• [Brief]: Where the word "this" shows up in a line below, that line is counted. State how many lines are counted, without any other words.
——
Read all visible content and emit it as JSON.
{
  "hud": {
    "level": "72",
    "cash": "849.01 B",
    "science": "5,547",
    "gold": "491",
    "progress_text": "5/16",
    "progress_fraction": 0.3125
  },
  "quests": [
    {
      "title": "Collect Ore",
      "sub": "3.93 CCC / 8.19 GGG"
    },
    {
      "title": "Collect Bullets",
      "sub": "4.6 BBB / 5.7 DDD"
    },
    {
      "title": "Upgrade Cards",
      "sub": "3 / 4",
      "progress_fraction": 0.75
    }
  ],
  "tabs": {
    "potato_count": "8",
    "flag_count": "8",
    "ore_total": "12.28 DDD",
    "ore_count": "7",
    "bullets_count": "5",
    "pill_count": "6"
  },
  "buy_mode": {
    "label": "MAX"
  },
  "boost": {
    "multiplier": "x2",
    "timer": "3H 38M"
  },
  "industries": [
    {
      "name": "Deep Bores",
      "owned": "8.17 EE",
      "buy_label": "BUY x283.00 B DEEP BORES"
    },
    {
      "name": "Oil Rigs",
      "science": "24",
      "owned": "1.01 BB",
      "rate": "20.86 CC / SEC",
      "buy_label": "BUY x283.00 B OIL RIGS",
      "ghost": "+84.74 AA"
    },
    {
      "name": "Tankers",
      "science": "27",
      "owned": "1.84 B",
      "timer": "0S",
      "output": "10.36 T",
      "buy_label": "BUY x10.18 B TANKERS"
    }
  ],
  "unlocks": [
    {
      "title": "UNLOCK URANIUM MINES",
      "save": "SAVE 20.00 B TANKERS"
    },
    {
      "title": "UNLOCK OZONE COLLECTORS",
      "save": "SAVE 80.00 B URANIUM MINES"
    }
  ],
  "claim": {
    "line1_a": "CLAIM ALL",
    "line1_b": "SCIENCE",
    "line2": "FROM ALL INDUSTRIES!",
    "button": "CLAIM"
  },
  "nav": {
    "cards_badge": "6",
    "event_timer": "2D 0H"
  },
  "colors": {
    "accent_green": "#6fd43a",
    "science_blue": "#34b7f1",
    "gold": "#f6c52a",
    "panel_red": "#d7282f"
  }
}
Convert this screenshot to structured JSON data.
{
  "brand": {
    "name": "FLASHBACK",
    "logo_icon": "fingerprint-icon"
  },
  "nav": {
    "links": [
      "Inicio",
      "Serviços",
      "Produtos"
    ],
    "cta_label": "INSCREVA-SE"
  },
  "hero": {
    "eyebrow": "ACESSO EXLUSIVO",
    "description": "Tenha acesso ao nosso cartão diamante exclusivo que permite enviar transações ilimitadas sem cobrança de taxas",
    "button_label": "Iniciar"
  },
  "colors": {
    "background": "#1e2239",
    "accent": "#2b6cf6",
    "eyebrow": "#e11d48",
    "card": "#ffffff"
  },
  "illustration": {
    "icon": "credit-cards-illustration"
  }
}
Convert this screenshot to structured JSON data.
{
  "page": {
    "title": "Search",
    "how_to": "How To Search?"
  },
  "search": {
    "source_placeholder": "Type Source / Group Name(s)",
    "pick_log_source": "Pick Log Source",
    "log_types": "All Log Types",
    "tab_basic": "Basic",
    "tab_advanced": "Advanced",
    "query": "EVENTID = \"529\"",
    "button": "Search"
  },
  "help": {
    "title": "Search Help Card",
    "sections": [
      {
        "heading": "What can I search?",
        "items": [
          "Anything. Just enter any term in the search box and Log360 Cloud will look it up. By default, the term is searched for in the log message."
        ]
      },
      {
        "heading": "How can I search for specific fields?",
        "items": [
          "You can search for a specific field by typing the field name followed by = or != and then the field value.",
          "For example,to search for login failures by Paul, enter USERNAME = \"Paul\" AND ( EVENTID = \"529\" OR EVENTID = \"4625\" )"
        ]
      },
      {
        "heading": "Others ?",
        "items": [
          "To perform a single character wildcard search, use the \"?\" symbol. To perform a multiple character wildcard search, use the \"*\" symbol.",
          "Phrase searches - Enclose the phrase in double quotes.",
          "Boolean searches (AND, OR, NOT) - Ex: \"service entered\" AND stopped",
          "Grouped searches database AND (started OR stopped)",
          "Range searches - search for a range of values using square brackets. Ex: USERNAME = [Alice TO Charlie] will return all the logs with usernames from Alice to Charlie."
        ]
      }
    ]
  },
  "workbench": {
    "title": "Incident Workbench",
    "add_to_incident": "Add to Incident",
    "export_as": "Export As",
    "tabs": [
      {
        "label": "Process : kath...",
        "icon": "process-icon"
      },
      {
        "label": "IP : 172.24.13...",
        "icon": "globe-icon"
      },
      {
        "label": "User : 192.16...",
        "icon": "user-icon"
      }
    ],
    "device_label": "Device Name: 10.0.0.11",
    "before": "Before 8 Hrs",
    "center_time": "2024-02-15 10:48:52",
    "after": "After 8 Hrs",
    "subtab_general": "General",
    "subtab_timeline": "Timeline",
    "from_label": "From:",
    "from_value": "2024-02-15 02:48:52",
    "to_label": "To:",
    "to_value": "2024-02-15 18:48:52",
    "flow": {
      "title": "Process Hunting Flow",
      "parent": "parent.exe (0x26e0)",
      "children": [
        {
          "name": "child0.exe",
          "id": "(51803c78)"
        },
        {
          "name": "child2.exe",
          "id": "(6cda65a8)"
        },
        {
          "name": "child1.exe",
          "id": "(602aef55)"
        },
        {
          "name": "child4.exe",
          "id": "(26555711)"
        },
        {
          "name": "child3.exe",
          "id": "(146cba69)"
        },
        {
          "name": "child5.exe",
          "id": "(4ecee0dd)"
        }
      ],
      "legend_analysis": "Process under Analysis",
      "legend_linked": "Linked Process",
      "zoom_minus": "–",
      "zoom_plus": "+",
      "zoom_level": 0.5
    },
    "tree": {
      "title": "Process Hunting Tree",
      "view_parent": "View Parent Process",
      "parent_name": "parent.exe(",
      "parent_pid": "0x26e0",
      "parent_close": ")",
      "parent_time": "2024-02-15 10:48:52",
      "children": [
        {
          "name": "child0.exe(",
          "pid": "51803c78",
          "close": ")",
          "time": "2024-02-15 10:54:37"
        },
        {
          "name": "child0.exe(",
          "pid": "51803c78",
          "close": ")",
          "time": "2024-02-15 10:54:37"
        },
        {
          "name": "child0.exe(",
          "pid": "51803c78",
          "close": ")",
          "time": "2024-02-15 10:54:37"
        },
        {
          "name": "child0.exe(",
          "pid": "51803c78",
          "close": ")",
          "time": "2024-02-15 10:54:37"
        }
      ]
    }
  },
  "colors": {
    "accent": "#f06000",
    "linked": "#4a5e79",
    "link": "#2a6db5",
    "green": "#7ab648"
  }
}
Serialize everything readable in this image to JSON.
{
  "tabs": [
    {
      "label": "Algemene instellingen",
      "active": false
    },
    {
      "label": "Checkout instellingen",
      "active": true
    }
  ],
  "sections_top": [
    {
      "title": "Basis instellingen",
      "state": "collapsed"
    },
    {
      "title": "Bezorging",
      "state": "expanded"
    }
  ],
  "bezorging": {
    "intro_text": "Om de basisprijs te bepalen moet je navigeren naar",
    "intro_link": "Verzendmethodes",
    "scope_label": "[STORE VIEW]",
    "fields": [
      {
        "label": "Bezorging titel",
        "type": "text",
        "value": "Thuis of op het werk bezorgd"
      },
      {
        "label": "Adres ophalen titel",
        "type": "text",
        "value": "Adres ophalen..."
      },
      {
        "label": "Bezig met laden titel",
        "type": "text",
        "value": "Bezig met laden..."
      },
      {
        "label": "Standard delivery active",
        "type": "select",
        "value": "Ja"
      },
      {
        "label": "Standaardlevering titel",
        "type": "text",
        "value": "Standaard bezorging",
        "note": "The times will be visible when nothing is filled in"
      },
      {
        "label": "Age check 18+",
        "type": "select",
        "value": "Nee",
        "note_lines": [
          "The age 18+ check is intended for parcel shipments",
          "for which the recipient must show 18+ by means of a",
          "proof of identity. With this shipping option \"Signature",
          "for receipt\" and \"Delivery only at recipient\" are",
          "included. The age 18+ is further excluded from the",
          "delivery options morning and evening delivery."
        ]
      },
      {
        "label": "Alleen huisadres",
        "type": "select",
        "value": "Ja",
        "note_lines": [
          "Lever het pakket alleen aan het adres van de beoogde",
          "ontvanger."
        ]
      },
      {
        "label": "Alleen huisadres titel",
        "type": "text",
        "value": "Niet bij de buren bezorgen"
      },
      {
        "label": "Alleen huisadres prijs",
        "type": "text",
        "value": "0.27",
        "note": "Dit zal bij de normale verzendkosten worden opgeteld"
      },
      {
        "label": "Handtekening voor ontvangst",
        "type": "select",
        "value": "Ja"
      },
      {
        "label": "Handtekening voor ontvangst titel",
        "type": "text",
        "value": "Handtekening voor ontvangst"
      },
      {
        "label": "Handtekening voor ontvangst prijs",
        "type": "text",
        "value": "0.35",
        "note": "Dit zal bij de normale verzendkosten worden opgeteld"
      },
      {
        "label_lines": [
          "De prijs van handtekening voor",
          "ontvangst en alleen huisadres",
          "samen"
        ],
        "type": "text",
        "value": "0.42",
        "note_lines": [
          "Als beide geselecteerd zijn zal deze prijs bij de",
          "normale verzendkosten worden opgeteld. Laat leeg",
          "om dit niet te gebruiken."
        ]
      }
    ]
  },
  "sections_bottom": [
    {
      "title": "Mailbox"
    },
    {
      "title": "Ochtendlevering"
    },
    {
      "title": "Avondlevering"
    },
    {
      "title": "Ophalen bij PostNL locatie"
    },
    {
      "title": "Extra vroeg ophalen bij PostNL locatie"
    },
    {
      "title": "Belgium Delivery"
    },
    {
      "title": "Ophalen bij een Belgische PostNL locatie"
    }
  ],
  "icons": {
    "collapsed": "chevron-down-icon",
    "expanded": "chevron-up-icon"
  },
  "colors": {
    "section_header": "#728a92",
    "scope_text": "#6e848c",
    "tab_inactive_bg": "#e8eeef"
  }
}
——
• [Final answer]: 4